- DATA PROVIDED:
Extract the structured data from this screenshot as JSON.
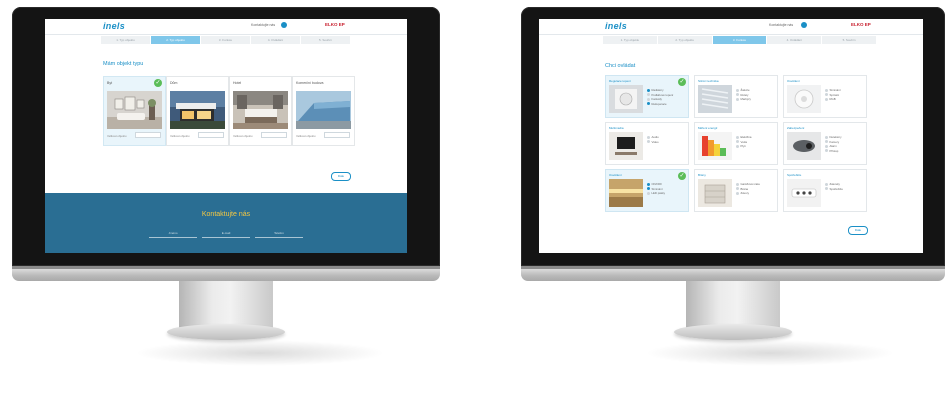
{
  "site": {
    "logo": "inels",
    "header_link": "Kontaktujte nás",
    "brand": "ELKO EP"
  },
  "left_screen": {
    "steps": [
      "1. Typ objektu",
      "2. Typ objektu",
      "3. Funkce",
      "4. Ovládání",
      "5. Souhrn"
    ],
    "active_step": 1,
    "title": "Mám objekt typu",
    "cards": [
      {
        "label": "Byt",
        "selected": true,
        "field_label": "Velikost objektu",
        "select": ""
      },
      {
        "label": "Dům",
        "selected": false,
        "field_label": "Velikost objektu",
        "select": ""
      },
      {
        "label": "Hotel",
        "selected": false,
        "field_label": "Velikost objektu",
        "select": ""
      },
      {
        "label": "Komerční budova",
        "selected": false,
        "field_label": "Velikost objektu",
        "select": ""
      }
    ],
    "next_label": "Dále",
    "footer": {
      "title": "Kontaktujte nás",
      "fields": [
        "Jméno",
        "E-mail",
        "Telefon"
      ]
    },
    "colors": {
      "accent": "#1a8fc6",
      "footer": "#2a6e93",
      "footer_title": "#f5c842",
      "check": "#5bbd58"
    }
  },
  "right_screen": {
    "steps": [
      "1. Typ objektu",
      "2. Typ objektu",
      "3. Funkce",
      "4. Ovládání",
      "5. Souhrn"
    ],
    "active_step": 2,
    "title": "Chci ovládat",
    "cards": [
      {
        "title": "Regulace topení",
        "selected": true,
        "items": [
          {
            "t": "Radiátory",
            "on": true
          },
          {
            "t": "Podlahové topení",
            "on": false
          },
          {
            "t": "Fankoily",
            "on": false
          },
          {
            "t": "Rekuperace",
            "on": true
          }
        ]
      },
      {
        "title": "Stínící technika",
        "selected": false,
        "items": [
          {
            "t": "Žaluzie",
            "on": false
          },
          {
            "t": "Rolety",
            "on": false
          },
          {
            "t": "Markýzy",
            "on": false
          }
        ]
      },
      {
        "title": "Osvětlení",
        "selected": false,
        "items": [
          {
            "t": "Stmívání",
            "on": false
          },
          {
            "t": "Spínání",
            "on": false
          },
          {
            "t": "RGB",
            "on": false
          }
        ]
      },
      {
        "title": "Multimédia",
        "selected": false,
        "items": [
          {
            "t": "Audio",
            "on": false
          },
          {
            "t": "Video",
            "on": false
          }
        ]
      },
      {
        "title": "Měření energií",
        "selected": false,
        "items": [
          {
            "t": "Elektřina",
            "on": false
          },
          {
            "t": "Voda",
            "on": false
          },
          {
            "t": "Plyn",
            "on": false
          }
        ]
      },
      {
        "title": "Zabezpečení",
        "selected": false,
        "items": [
          {
            "t": "Detektory",
            "on": false
          },
          {
            "t": "Kamery",
            "on": false
          },
          {
            "t": "Alarm",
            "on": false
          },
          {
            "t": "Přístup",
            "on": false
          }
        ]
      },
      {
        "title": "Osvětlení",
        "selected": true,
        "items": [
          {
            "t": "ON/OFF",
            "on": true
          },
          {
            "t": "Stmívání",
            "on": true
          },
          {
            "t": "LED pásky",
            "on": false
          }
        ]
      },
      {
        "title": "Brány",
        "selected": false,
        "items": [
          {
            "t": "Garážová vrata",
            "on": false
          },
          {
            "t": "Brána",
            "on": false
          },
          {
            "t": "Závory",
            "on": false
          }
        ]
      },
      {
        "title": "Spotřebiče",
        "selected": false,
        "items": [
          {
            "t": "Zásuvky",
            "on": false
          },
          {
            "t": "Spotřebiče",
            "on": false
          }
        ]
      }
    ],
    "next_label": "Dále"
  }
}
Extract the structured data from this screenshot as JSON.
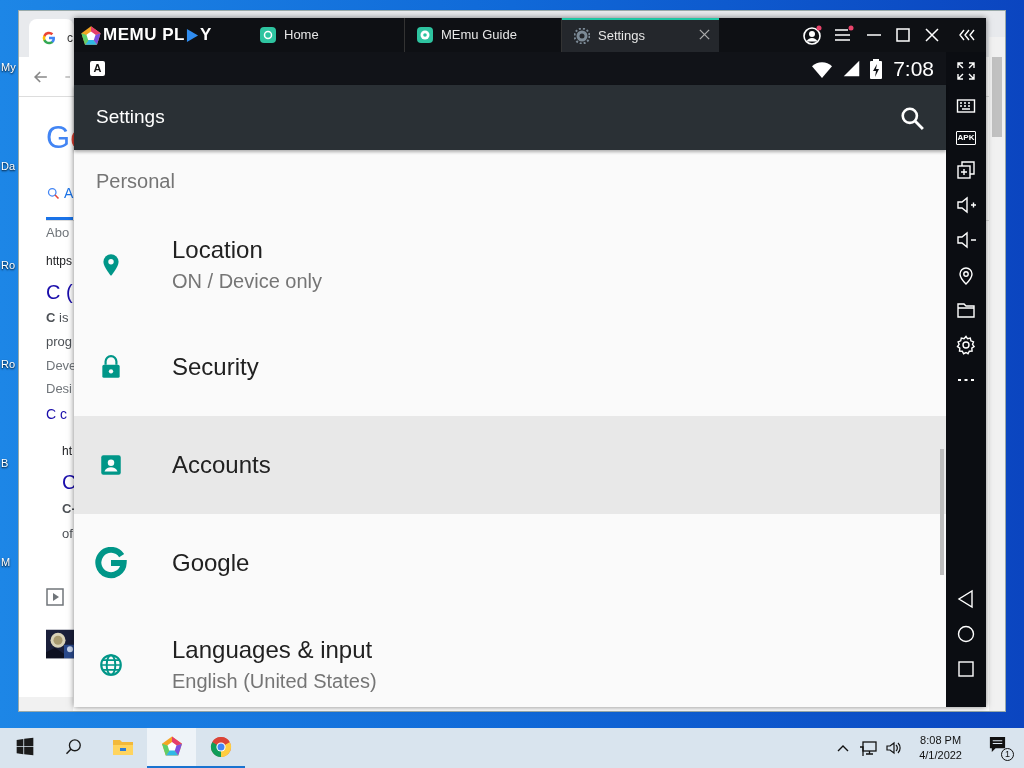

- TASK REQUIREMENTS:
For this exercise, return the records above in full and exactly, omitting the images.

- ANSWER TO THIS PROBLEM:
Extract the structured data from this screenshot as JSON.
{
  "site": {
    "logo": "inels",
    "header_link": "Kontaktujte nás",
    "brand": "ELKO EP"
  },
  "left_screen": {
    "steps": [
      "1. Typ objektu",
      "2. Typ objektu",
      "3. Funkce",
      "4. Ovládání",
      "5. Souhrn"
    ],
    "active_step": 1,
    "title": "Mám objekt typu",
    "cards": [
      {
        "label": "Byt",
        "selected": true,
        "field_label": "Velikost objektu",
        "select": ""
      },
      {
        "label": "Dům",
        "selected": false,
        "field_label": "Velikost objektu",
        "select": ""
      },
      {
        "label": "Hotel",
        "selected": false,
        "field_label": "Velikost objektu",
        "select": ""
      },
      {
        "label": "Komerční budova",
        "selected": false,
        "field_label": "Velikost objektu",
        "select": ""
      }
    ],
    "next_label": "Dále",
    "footer": {
      "title": "Kontaktujte nás",
      "fields": [
        "Jméno",
        "E-mail",
        "Telefon"
      ]
    },
    "colors": {
      "accent": "#1a8fc6",
      "footer": "#2a6e93",
      "footer_title": "#f5c842",
      "check": "#5bbd58"
    }
  },
  "right_screen": {
    "steps": [
      "1. Typ objektu",
      "2. Typ objektu",
      "3. Funkce",
      "4. Ovládání",
      "5. Souhrn"
    ],
    "active_step": 2,
    "title": "Chci ovládat",
    "cards": [
      {
        "title": "Regulace topení",
        "selected": true,
        "items": [
          {
            "t": "Radiátory",
            "on": true
          },
          {
            "t": "Podlahové topení",
            "on": false
          },
          {
            "t": "Fankoily",
            "on": false
          },
          {
            "t": "Rekuperace",
            "on": true
          }
        ]
      },
      {
        "title": "Stínící technika",
        "selected": false,
        "items": [
          {
            "t": "Žaluzie",
            "on": false
          },
          {
            "t": "Rolety",
            "on": false
          },
          {
            "t": "Markýzy",
            "on": false
          }
        ]
      },
      {
        "title": "Osvětlení",
        "selected": false,
        "items": [
          {
            "t": "Stmívání",
            "on": false
          },
          {
            "t": "Spínání",
            "on": false
          },
          {
            "t": "RGB",
            "on": false
          }
        ]
      },
      {
        "title": "Multimédia",
        "selected": false,
        "items": [
          {
            "t": "Audio",
            "on": false
          },
          {
            "t": "Video",
            "on": false
          }
        ]
      },
      {
        "title": "Měření energií",
        "selected": false,
        "items": [
          {
            "t": "Elektřina",
            "on": false
          },
          {
            "t": "Voda",
            "on": false
          },
          {
            "t": "Plyn",
            "on": false
          }
        ]
      },
      {
        "title": "Zabezpečení",
        "selected": false,
        "items": [
          {
            "t": "Detektory",
            "on": false
          },
          {
            "t": "Kamery",
            "on": false
          },
          {
            "t": "Alarm",
            "on": false
          },
          {
            "t": "Přístup",
            "on": false
          }
        ]
      },
      {
        "title": "Osvětlení",
        "selected": true,
        "items": [
          {
            "t": "ON/OFF",
            "on": true
          },
          {
            "t": "Stmívání",
            "on": true
          },
          {
            "t": "LED pásky",
            "on": false
          }
        ]
      },
      {
        "title": "Brány",
        "selected": false,
        "items": [
          {
            "t": "Garážová vrata",
            "on": false
          },
          {
            "t": "Brána",
            "on": false
          },
          {
            "t": "Závory",
            "on": false
          }
        ]
      },
      {
        "title": "Spotřebiče",
        "selected": false,
        "items": [
          {
            "t": "Zásuvky",
            "on": false
          },
          {
            "t": "Spotřebiče",
            "on": false
          }
        ]
      }
    ],
    "next_label": "Dále"
  }
}
Extract the structured data from this screenshot as JSON.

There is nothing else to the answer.